■ **Working data**
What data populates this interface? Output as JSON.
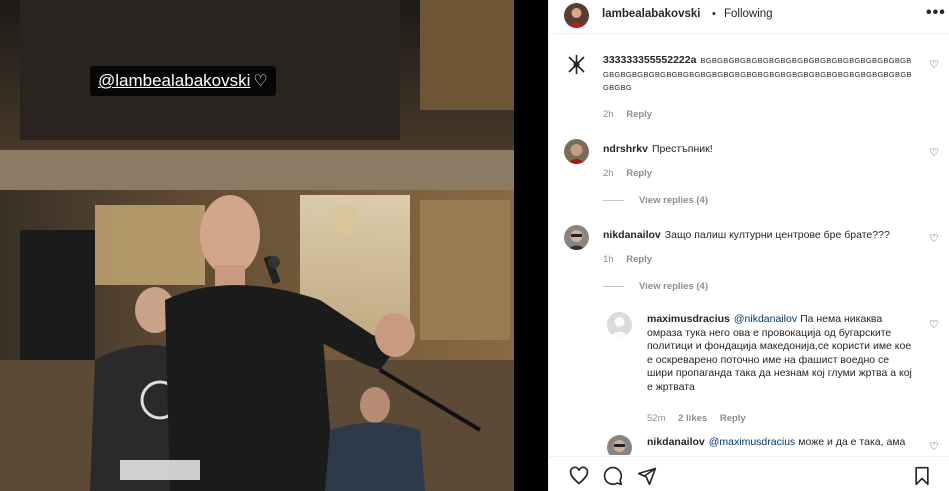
{
  "media": {
    "mention": "@lambealabakovski",
    "heart_icon": "white-heart-icon"
  },
  "header": {
    "username": "lambealabakovski",
    "separator": "•",
    "follow_status": "Following",
    "more": "•••"
  },
  "comments": [
    {
      "username": "333333355552222a",
      "text": "BGBGBGBGBGBGBGBGBGBGBGBGBGBGBGBGBGBGBGBGBGBGBGBGBGBGBGBGBGBGBGBGBGBGBGBGBGBGBGBGBGBGBGBGBGBGBGBG",
      "time": "2h",
      "reply": "Reply"
    },
    {
      "username": "ndrshrkv",
      "text": "Престъпник!",
      "time": "2h",
      "reply": "Reply",
      "view_replies": "View replies (4)"
    },
    {
      "username": "nikdanailov",
      "text": "Защо палиш културни центрове бре брате???",
      "time": "1h",
      "reply": "Reply",
      "view_replies": "View replies (4)"
    },
    {
      "username": "maximusdracius",
      "mention": "@nikdanailov",
      "text": "Па нема никаква омраза тука него ова е провокација од бугарските политици и фондација македонија,се користи име кое е оскреварено поточно име на фашист воедно се шири пропаганда така да незнам кој глуми жртва а кој е жртвата",
      "time": "52m",
      "likes": "2 likes",
      "reply": "Reply"
    },
    {
      "username": "nikdanailov",
      "mention": "@maximusdracius",
      "text": "може и да е така, ама"
    }
  ],
  "icons": {
    "like": "heart-outline-icon",
    "comment": "comment-icon",
    "share": "paper-plane-icon",
    "save": "bookmark-icon"
  },
  "colors": {
    "link": "#00376b",
    "secondary_text": "#8e8e8e",
    "divider": "#efefef"
  }
}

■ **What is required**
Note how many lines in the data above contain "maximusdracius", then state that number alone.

■ **Solution below**
2